In previous times, only the rich could afford to have fireplaces in every room. You can tell from the number of chimney pots on this building, that it was of high status and the owners could afford to have servants to light fires in all the rooms and the coal to fuel them.
However, with coal fires came pollution. This photograph is of Leeds, but shows how the smoke from a mix of domestic and industrial chimneys in towns, caused smog which hung around in the air. Coal fires in the home also caused other dangers - fires without guards were a danger for children and for ladies with their large dresses!
If you had coal fires, there was the annual necessity to have the chimney swept of the accumulation of soot. Some of the chimneys were very narrow. Here's an extract from Charles Kingsley's story "The Water Babies". The character Tom is a young boy employed by a chimney sweep - small boys could get up the narrow chimneys easier. Boys as young as four were employed in this work, and it was an extremely dangerous job. This extract sums up what these youngsters had to put up with -"Once upon a time there was a little chimney sweep and his name was Tom. He could not read nor write, and did not care to do either; and he never washed himself, for there was no water up the court where he lived. He cried when he had to climb the dark flues, rubbing his poor knees and elbows raw; and when the soot got into his eyes, which it did every day in the week; and when his master beat him, which he did every day in the week; and when he had not enough to eat, which happened every day."

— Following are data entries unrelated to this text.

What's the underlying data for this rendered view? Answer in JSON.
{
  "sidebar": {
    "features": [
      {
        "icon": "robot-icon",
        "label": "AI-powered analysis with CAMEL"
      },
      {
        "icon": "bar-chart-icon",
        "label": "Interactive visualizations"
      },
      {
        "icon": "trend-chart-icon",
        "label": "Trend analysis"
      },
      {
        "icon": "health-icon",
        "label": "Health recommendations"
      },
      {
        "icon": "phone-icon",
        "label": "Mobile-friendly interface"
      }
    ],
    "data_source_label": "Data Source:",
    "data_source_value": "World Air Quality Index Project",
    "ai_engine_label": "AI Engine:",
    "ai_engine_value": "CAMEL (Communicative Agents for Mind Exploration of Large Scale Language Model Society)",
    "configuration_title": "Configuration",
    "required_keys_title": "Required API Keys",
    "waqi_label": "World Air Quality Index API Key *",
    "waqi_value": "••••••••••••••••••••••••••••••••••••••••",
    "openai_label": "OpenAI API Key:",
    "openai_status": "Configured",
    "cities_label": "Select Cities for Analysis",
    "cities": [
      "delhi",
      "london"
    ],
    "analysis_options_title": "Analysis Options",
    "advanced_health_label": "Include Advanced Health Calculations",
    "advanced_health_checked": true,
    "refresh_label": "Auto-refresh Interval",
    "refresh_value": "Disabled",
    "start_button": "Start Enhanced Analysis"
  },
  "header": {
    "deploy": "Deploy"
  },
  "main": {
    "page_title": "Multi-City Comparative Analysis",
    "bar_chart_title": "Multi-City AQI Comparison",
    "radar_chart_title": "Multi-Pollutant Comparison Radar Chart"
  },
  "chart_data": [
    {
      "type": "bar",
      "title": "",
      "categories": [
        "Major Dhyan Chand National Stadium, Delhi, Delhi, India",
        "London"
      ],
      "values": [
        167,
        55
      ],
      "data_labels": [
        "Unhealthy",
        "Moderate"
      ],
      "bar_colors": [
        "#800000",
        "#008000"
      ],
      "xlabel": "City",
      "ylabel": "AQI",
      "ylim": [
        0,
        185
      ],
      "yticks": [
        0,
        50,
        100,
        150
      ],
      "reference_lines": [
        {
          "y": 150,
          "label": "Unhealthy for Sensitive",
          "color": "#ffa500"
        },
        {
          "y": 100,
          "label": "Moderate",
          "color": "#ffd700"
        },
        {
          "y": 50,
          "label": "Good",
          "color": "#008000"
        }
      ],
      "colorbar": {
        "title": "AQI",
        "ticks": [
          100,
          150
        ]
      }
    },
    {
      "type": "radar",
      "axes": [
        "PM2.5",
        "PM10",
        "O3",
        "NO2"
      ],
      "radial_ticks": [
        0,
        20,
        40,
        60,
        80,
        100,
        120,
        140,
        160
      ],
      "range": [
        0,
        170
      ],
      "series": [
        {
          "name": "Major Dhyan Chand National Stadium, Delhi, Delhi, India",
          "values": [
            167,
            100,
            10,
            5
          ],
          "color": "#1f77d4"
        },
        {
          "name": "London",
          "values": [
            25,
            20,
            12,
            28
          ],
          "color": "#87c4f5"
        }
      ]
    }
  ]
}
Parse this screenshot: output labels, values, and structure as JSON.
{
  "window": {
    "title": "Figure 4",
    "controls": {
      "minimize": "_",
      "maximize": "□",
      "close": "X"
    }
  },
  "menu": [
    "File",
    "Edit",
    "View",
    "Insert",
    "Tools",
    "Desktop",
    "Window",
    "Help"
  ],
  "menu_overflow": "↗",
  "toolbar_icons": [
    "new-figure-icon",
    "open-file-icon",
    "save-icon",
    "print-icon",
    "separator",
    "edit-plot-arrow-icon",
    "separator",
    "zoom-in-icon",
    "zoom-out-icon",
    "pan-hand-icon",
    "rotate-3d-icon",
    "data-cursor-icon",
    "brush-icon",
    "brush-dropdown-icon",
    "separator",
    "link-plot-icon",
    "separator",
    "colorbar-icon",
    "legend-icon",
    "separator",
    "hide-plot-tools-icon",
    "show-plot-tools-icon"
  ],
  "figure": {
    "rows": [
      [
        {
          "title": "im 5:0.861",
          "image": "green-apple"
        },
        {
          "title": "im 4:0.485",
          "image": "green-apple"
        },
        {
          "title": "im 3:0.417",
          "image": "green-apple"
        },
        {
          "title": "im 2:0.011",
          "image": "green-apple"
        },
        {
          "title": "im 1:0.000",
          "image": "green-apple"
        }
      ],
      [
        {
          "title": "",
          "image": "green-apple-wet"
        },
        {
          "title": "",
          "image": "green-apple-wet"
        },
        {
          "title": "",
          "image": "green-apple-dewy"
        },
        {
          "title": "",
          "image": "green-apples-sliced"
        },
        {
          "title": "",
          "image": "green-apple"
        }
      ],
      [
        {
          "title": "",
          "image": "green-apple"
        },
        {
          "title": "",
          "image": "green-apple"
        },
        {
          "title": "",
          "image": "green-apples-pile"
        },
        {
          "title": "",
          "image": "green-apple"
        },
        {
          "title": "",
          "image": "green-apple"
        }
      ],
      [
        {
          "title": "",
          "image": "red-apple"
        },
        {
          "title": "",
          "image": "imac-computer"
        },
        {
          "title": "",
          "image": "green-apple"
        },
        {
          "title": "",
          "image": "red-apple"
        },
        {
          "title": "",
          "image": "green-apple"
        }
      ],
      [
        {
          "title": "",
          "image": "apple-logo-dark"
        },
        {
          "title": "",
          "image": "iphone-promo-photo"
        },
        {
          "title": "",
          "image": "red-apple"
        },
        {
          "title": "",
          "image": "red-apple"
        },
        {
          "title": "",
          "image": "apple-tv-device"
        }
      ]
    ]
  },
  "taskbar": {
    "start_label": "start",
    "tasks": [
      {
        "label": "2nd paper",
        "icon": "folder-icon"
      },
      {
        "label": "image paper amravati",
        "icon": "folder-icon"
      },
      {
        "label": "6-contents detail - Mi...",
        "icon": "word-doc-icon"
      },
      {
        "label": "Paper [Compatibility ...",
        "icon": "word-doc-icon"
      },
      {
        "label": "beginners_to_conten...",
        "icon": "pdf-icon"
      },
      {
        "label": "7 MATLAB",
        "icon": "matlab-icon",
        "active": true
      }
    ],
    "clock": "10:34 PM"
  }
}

It was not uncommon for the youngsters' elbows and knees to be rubbed with a brine solution in order to toughen the skin. This was done even when they had open sores or blisters on their joints. Boys could be burnt by cinders, stuck in chimneys or fall quite a distance. This article from an English newspaper in 1864 describes a young lad getting stuck, and the chimney having to be dismantled to free him a day later. There is also a report of another boy who died in similar circumstances - his master was fined!
Sweeps would sometimes pick up orphans or runaway boys to work for them. There was a condition known as chimney sweeps cancer, identified as early as 1775, and caused by soot. It wasn't until 1875 that chimney sweeps were licensed and prohibited from employing young boys.